  5. I bet taxpayers are fitting this bill. New York, Massachusetts, Connecticut, Maryland, Oregon, and Vermont already specifically regulate outdoor wood burners. Washington allows them if you test to their own made up Standard. The work EPA and the manufacturer’s did in EPA’s Voluntary emission reduction programs with PM output limits, efficiency, labeling products allowed each of these States to then adopt all or portions of this work at the State level to create laws/regulations. I wonder if the AG’s are aware that the State air regulating agencies have been the biggest interuption to the NSPS process? By the way, EPA sent the NSPS package to the Office of Management and Budget (OMB) before these States started this initial process so EPA is moving forward.

  6. If the UL/ National appliance emissions/ efficiency standard was enough to be effective against smog, (invisible compararitive epidemiological PM miasma aside) then Air Quality authoritive ETS wannabes would have a mechanism to regulate.

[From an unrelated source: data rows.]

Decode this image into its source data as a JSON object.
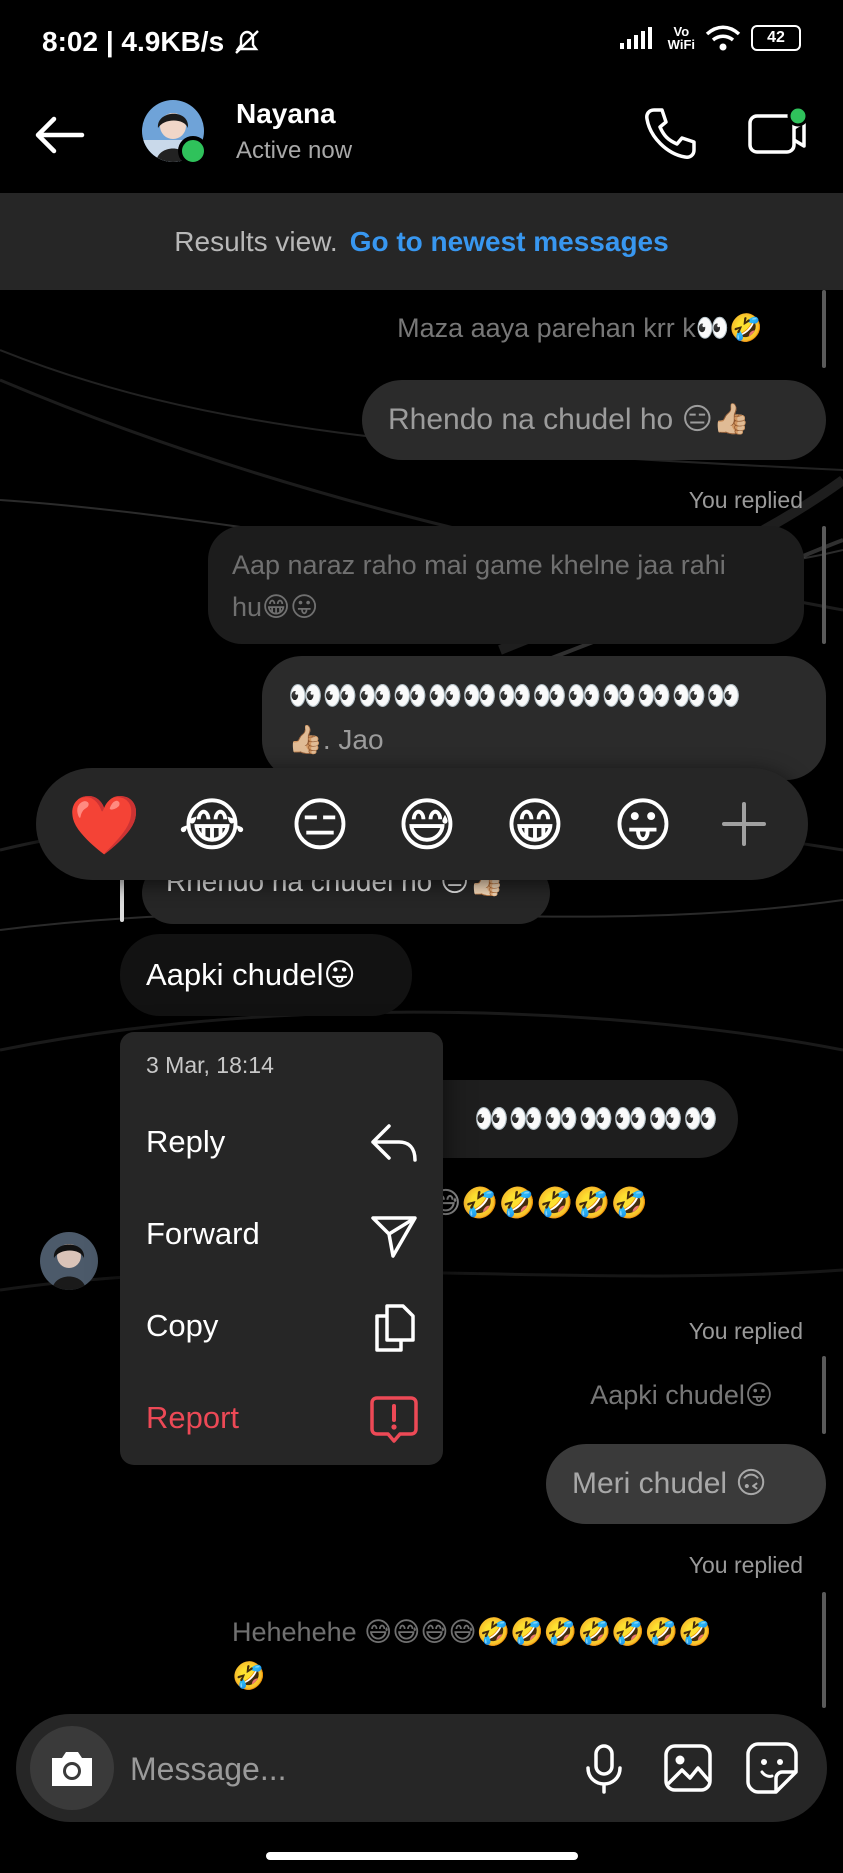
{
  "status_bar": {
    "time_speed": "8:02 | 4.9KB/s",
    "vowifi_top": "Vo",
    "vowifi_bottom": "WiFi",
    "battery": "42"
  },
  "header": {
    "contact_name": "Nayana",
    "contact_status": "Active now"
  },
  "banner": {
    "text": "Results view.",
    "link": "Go to newest messages"
  },
  "messages": {
    "m1_quoted": "Maza aaya parehan krr k👀🤣",
    "m2_sent": "Rhendo na chudel ho 😑👍🏼",
    "m3_label": "You replied",
    "m3_quoted_line1": "Aap naraz raho mai game khelne jaa rahi",
    "m3_quoted_line2": "hu😁😛",
    "m4_sent_line1": "👀👀👀👀👀👀👀👀👀👀👀👀👀",
    "m4_sent_line2": "👍🏼. Jao",
    "m5_quoted_partial": "Rhendo na chudel ho 😑👍🏻",
    "m6_received": "Aapki chudel😛",
    "m7_partial": "👀👀👀👀👀👀👀👍🏼. Jao",
    "m8_partial": "😅🤣🤣🤣🤣🤣",
    "m9_label": "You replied",
    "m9_quoted": "Aapki chudel😛",
    "m10_sent": "Meri chudel 🙃",
    "m11_label": "You replied",
    "m11_quoted_line1": "Hehehehe 😅😅😅😅🤣🤣🤣🤣🤣🤣🤣",
    "m11_quoted_line2": "🤣"
  },
  "reactions": [
    "❤️",
    "😂",
    "😑",
    "😅",
    "😁",
    "😛"
  ],
  "context_menu": {
    "timestamp": "3 Mar, 18:14",
    "items": [
      {
        "label": "Reply",
        "icon": "reply-icon"
      },
      {
        "label": "Forward",
        "icon": "send-icon"
      },
      {
        "label": "Copy",
        "icon": "copy-icon"
      },
      {
        "label": "Report",
        "icon": "report-icon"
      }
    ]
  },
  "composer": {
    "placeholder": "Message..."
  },
  "colors": {
    "accent_link": "#3897f0",
    "report_red": "#ed4956",
    "online_green": "#2fc25b",
    "bubble_sent": "#2a2a2a",
    "menu_bg": "#262626"
  }
}
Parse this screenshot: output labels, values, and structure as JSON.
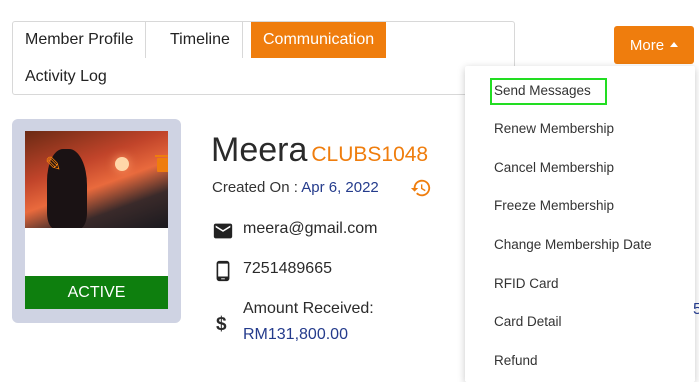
{
  "tabs": {
    "member_profile": "Member Profile",
    "timeline": "Timeline",
    "communication": "Communication",
    "activity_log": "Activity Log",
    "active_tab": "Communication"
  },
  "more_button": {
    "label": "More"
  },
  "profile": {
    "status": "ACTIVE",
    "name": "Meera",
    "code": "CLUBS1048",
    "created_label": "Created On : ",
    "created_date": "Apr 6, 2022",
    "email": "meera@gmail.com",
    "phone": "7251489665",
    "amount_label": "Amount Received:",
    "amount_value": "RM131,800.00"
  },
  "dropdown": {
    "items": [
      "Send Messages",
      "Renew Membership",
      "Cancel Membership",
      "Freeze Membership",
      "Change Membership Date",
      "RFID Card",
      "Card Detail",
      "Refund"
    ],
    "highlighted": "Send Messages"
  },
  "edge_text": "5",
  "colors": {
    "accent": "#ef7d0d",
    "status_green": "#0e7f0e",
    "link_blue": "#243b8c",
    "card_bg": "#cfd3e3",
    "highlight": "#22dd22"
  },
  "icons": [
    "edit-icon",
    "trash-icon",
    "history-icon",
    "mail-icon",
    "phone-icon",
    "dollar-icon",
    "caret-up-icon"
  ]
}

The wood stove appliance standards since they don’t cover the efficiency and emissions issues caused by a lack of ventilation control, in typical winter atmospheric conditions, are offsetting costs to those who cannot afford it and are not worthwhile. The standard needs to include creosote issues and the fundamental winter problem affecting the exhaust. Cowls with pressure differential technology do exist, could be researched, but the environmental lawmakers are too impractical, too tied up in shifting costs from industry to consumers, and industry lobbies – especially electricity and fuel, are too greedy. Consumers are being shafted by bogus science and bogus economic policy.

  7. commends the NY AG and other States for finally suing the EPA for its failure to include ALL wood burning appliances in the New Source Performance Standards. EPA is 17 years overdue in closing a loophole. This loophole has destroyed the lives and health of many in NY and other States as wood BOILERs have proliferated. These boilers emit ground level pollution that is deadly.

    The NY AG issued the report Smoke Gets in Your Lungs in 2005 and 2008 detailing the emissions and the health impacts. With nearly 1 in 10 people w/asthma this amount of pollution can cause severe asthma attacks and even death from heart attacks not to mention changes in your body that can lead to cancer. The fine particulate matter, PAHs, VOCs, and carcinogens in wood smoke are deadly and vastly not understood by the general public.

    There is no excuse for manufacturers not building boilers that meet the same emissions standards as have been in place for wood stoves since the 1980s. EPAs failure to regulate and instead begin a “partnership” with industry with their Voluntary Program has misled many into purchasing these highly polluting boilers. EPA’s Voluntary Program’s mislead was detailed by a NYSERDA report. The EPA test methods vastly under reported emissions and 90% of the data submitted by industry was missing or incorrect.

    The AG lawsuit is a culmination of years of studies and complaints associated w/wood boilers. It is too bad that EPA did not lead on this issue and now some families have suffered for over 10 years with very serious health impacts. In Alaska the children and staff at Woodriver Elementary school were sickened to the point that one staffer ended up in the hospital w/their lung function reduced to 20% and children had to depend upon inhalers. The Alaska AG sued and the Voluntary Program boilers were shut down.

    CARENY is encouraging the AG to file a second lawsuit for damages so that buyback programs can assist homeowners who unwittingly bought wood boilers that are harming their health and that of their neighbors.

  8. All of my neighbors burn wood. It infiltrates my house. My family is being expose to this “second hand smoke” and it is violating my rights. The joke is, one of my neighbors thinks she is an environmentalist. How can I get these people to stop ruining the air quality inside my house.